Stored entries:
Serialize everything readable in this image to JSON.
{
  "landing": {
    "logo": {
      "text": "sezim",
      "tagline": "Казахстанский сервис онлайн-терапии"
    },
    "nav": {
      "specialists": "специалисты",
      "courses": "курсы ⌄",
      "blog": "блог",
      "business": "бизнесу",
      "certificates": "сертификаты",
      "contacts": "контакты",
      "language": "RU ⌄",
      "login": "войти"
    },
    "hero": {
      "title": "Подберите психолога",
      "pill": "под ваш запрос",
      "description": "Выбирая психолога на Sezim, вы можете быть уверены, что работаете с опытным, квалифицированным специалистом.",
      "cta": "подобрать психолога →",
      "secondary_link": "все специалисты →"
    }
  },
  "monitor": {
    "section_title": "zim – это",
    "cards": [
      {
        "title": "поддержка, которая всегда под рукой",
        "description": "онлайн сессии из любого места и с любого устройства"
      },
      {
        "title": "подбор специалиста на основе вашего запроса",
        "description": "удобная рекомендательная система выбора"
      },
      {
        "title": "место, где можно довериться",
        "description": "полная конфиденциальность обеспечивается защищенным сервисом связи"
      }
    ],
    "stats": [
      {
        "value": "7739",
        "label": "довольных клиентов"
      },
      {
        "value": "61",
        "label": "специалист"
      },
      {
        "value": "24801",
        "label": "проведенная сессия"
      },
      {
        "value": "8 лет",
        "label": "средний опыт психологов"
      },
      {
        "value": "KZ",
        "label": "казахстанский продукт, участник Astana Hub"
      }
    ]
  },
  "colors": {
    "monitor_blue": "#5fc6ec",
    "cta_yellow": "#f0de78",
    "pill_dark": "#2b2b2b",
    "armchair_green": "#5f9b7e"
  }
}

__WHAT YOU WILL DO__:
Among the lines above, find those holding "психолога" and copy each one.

__RESPONSE__:
      "title": "Подберите психолога",
      "description": "Выбирая психолога на Sezim, вы можете быть уверены, что работаете с опытным, квалифицированным специалистом.",
      "cta": "подобрать психолога →",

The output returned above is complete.